When looking at what the Quran and Prophet actually say about gender equity, the results are actually quite progressive, especially considering the society that existed in the Prophet's own time. In true Islam, women are individuals with their own rights. Unlike the practices of many Arab countries, the Quran teaches that women can own property and earn a salary. In fact, the example of the women surrounding the Prophet himself is enlightening – accomplished, wealthy, educated women, through their own means. In Shariah, a woman keeps her own family name and is especially protected against violence or mistreatment.

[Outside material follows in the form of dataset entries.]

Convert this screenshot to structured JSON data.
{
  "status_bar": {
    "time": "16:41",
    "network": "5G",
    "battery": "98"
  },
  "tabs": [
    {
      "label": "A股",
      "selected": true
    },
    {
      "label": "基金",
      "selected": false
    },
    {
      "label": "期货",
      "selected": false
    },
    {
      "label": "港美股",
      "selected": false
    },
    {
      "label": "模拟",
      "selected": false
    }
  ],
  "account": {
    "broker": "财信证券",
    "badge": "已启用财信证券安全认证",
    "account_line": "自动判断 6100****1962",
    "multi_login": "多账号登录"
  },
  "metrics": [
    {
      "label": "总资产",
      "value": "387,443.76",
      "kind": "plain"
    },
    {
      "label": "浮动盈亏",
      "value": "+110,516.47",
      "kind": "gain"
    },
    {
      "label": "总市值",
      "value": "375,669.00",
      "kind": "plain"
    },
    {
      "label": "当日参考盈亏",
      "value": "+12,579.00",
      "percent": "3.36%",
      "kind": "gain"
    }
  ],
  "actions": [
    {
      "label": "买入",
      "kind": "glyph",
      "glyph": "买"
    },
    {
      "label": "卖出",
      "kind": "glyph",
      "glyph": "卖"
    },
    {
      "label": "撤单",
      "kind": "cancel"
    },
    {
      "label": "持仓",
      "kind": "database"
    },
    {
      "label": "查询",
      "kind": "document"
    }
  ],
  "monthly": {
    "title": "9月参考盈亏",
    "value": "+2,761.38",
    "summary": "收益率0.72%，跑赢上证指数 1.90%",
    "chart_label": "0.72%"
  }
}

One aspect of Muslims that helps perpetuate the misconception that Islam mistreats women is the image of a woman covered from head to toe in a long, oppressive veil. It is important to understand that the Quran and the Prophet only requires Muslims to dress modestly, both men and women. While the burka and similar items of clothing are widely used, it is important to understand that these derive from cultural practices and are not specifically enforced by Islam itself. Many women consider these kinds of garments as a way to express their faith and identity as Muslims. However, these kinds of practices are similar to the ways in which many Catholics express their devotion to God through self-sacrifice.
Another common misconception of the way Islam treats women is related to aspects of marriage and divorce. In some countries, like Saudi Arabia, forced marriages are commonplace, and there are even cases of grown, older men marrying underage girls. The Quran clearly teaches that these practices are wrong. In Islam, marriage is a legal contract which both parties must enter voluntarily. Divorce is also permissible and, according to the teachings of the Quran and the Prophet, there can be no coercion in matters of marriage. The practices of arranged marriages and underage marriages are derived from a perverted cultural tradition – the very cultural tradition that the Prophet fought against in his own time.